[Exercise data — start]

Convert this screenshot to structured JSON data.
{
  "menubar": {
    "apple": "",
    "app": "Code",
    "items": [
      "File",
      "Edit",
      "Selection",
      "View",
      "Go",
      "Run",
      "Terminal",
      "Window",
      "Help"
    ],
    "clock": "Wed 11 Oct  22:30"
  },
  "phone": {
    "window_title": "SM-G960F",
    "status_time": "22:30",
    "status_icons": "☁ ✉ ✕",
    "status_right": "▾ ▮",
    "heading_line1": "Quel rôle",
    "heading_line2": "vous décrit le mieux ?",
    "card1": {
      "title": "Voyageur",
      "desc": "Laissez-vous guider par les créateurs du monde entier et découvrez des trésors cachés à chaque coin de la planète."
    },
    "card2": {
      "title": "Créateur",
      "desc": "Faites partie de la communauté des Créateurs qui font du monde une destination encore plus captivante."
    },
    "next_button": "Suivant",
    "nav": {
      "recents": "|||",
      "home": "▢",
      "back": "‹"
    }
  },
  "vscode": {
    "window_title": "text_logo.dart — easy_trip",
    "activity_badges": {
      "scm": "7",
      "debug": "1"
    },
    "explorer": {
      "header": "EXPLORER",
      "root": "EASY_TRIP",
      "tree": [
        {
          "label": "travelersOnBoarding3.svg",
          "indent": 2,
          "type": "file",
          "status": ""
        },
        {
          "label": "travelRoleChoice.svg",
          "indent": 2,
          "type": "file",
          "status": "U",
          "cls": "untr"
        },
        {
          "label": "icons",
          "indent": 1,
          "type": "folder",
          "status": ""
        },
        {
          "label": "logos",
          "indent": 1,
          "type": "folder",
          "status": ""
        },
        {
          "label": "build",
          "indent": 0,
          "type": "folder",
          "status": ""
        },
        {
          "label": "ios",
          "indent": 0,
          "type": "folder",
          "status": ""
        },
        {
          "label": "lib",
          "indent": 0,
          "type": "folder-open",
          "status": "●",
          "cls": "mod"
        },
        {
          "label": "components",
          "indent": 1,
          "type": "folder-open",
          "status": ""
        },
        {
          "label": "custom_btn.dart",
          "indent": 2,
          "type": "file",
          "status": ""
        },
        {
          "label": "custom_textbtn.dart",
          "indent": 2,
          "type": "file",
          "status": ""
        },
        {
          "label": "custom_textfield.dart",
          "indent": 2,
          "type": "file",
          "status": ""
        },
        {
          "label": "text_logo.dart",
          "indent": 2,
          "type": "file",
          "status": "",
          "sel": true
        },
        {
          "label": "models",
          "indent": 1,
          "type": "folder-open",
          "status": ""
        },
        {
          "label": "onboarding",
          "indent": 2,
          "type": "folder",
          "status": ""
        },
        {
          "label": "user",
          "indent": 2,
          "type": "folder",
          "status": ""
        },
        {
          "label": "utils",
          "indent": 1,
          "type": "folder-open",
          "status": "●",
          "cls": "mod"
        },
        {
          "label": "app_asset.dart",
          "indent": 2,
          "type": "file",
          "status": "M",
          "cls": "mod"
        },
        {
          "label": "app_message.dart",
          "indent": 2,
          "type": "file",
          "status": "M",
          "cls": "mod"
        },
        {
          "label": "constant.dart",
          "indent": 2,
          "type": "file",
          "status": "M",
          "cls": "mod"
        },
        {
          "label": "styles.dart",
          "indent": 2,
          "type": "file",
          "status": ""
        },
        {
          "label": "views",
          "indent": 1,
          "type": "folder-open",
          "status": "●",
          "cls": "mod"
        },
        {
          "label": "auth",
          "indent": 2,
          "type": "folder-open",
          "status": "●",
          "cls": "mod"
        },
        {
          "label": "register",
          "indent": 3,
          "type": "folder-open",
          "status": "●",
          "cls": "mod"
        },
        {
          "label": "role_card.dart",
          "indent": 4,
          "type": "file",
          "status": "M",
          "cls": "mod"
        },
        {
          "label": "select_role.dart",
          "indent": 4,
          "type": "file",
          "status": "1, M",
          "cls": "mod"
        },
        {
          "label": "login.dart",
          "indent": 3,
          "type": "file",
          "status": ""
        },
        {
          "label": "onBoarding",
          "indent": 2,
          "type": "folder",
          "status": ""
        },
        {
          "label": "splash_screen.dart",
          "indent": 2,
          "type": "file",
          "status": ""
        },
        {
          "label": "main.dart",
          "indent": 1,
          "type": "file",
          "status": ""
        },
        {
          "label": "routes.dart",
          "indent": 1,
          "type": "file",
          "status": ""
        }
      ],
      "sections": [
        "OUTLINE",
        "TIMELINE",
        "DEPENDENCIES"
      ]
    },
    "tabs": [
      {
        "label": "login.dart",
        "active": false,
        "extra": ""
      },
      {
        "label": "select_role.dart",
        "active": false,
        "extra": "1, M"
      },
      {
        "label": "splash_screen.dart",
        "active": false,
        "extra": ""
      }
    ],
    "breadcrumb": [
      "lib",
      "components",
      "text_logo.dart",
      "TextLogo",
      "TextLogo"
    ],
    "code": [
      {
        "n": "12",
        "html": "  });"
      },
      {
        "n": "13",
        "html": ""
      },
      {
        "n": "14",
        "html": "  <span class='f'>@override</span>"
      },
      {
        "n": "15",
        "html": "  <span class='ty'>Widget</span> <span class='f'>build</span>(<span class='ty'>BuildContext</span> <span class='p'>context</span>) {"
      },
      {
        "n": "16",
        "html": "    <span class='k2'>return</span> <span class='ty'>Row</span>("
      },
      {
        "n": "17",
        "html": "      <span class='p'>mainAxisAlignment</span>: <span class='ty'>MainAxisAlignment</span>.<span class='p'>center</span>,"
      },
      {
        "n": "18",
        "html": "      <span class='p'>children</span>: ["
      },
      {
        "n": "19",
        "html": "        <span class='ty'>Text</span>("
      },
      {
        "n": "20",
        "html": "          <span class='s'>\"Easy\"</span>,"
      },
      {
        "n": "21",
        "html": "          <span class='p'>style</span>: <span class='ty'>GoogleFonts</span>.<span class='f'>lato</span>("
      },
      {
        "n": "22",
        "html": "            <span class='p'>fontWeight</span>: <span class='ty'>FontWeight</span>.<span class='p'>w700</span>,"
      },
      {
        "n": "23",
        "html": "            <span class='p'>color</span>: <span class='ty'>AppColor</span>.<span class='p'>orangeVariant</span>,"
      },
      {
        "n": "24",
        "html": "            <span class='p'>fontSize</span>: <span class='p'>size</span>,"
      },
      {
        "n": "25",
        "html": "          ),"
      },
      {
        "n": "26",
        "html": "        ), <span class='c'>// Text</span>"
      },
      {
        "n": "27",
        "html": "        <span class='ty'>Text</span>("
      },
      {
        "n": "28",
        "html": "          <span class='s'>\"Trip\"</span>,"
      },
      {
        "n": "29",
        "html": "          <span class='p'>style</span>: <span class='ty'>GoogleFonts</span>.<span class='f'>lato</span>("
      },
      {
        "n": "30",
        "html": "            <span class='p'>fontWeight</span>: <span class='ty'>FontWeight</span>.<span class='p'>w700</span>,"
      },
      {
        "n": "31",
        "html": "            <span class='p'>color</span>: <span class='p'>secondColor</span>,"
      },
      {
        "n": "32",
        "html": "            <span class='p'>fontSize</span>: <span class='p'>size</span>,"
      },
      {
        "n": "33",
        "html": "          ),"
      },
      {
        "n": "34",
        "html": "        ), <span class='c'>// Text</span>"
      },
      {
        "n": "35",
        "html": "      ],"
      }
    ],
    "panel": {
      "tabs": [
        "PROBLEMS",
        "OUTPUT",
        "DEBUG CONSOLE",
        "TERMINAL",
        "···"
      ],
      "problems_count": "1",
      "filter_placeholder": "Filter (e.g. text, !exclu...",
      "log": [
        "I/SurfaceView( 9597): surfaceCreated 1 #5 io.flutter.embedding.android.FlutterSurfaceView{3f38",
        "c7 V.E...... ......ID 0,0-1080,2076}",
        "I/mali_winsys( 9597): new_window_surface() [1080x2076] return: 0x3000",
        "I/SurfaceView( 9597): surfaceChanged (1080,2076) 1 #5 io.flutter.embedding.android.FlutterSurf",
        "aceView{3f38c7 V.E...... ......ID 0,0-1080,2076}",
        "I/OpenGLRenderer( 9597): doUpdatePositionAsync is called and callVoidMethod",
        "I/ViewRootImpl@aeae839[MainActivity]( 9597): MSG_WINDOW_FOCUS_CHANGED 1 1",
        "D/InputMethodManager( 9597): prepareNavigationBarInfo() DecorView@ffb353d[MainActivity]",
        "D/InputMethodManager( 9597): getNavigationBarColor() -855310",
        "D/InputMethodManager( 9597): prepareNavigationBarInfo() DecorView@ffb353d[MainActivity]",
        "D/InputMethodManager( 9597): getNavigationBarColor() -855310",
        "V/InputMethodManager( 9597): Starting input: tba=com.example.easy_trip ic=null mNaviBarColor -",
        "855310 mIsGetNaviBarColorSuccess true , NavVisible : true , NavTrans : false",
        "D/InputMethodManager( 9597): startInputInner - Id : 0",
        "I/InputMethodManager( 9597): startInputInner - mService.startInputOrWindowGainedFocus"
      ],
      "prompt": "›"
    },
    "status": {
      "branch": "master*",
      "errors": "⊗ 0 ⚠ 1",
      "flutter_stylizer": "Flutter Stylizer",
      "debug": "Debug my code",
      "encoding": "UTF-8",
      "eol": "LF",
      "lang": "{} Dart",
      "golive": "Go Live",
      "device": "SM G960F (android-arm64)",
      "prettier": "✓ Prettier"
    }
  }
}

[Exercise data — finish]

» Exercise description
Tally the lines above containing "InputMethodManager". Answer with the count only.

» Solution
7